She said the government would end an effective ban on onshore wind farms, encourage pension funds to drive investment in British firms and prioritise unresolved planning decisions.

Reeves said she had ordered a report on the state of the country’s “spending inheritance” and would present the results before parliament’s summer break. This would be done before holding a full tax-and-spend budget later in the year.

Political Instability

Britain needs to win back the confidence of international investors after many were put off by the political instability that took hold after the 2016 vote to leave the European Union, with five prime ministers in the eight years that followed.

Inward foreign direct investment has fallen in four out of the last five quarters, according to the latest official data.

For voters, lack of housing has been a key concern.

“There is clearly an intent and priority to build more homes and infrastructure to drive growth and we expect the changes being laid out will support more supply of new homes from current levels,” Aynsley Lammin, an analyst at Investec, said.

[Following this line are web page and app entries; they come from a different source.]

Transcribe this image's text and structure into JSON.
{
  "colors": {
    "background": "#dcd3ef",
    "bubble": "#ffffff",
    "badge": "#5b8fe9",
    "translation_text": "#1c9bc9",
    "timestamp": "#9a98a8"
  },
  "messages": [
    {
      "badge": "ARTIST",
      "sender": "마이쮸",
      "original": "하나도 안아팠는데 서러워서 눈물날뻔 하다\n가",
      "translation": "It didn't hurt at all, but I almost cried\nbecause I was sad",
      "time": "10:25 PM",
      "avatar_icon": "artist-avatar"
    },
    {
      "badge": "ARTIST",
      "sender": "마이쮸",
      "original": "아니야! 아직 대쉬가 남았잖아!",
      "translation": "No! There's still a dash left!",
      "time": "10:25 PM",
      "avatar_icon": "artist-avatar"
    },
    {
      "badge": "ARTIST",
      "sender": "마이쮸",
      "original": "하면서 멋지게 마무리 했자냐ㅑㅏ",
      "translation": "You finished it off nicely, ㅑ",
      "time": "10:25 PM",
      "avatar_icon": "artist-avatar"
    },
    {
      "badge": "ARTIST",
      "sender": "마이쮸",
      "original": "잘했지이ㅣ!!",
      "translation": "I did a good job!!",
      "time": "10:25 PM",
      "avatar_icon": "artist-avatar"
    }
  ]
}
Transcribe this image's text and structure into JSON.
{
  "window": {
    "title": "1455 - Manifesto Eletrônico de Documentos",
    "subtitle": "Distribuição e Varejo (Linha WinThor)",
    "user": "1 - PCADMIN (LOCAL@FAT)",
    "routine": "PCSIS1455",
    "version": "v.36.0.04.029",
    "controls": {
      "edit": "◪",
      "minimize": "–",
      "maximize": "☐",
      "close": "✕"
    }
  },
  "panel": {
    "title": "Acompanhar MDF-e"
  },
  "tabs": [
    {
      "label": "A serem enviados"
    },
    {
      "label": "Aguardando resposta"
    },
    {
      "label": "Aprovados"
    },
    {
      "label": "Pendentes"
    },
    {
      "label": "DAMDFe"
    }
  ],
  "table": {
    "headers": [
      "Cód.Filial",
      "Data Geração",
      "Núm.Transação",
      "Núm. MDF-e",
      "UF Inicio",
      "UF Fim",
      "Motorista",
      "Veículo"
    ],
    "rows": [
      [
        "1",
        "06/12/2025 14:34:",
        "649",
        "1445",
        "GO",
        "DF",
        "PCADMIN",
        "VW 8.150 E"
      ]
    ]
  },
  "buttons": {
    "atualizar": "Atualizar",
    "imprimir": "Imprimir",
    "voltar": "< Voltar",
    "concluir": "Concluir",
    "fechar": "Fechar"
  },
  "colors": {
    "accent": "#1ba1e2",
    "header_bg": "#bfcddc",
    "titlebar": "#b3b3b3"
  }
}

But local opposition that often stymies building projects and a shortage of construction workers needed to be fixed to open the way for more home-building, Lammin said.

(With Inputs From Reuters)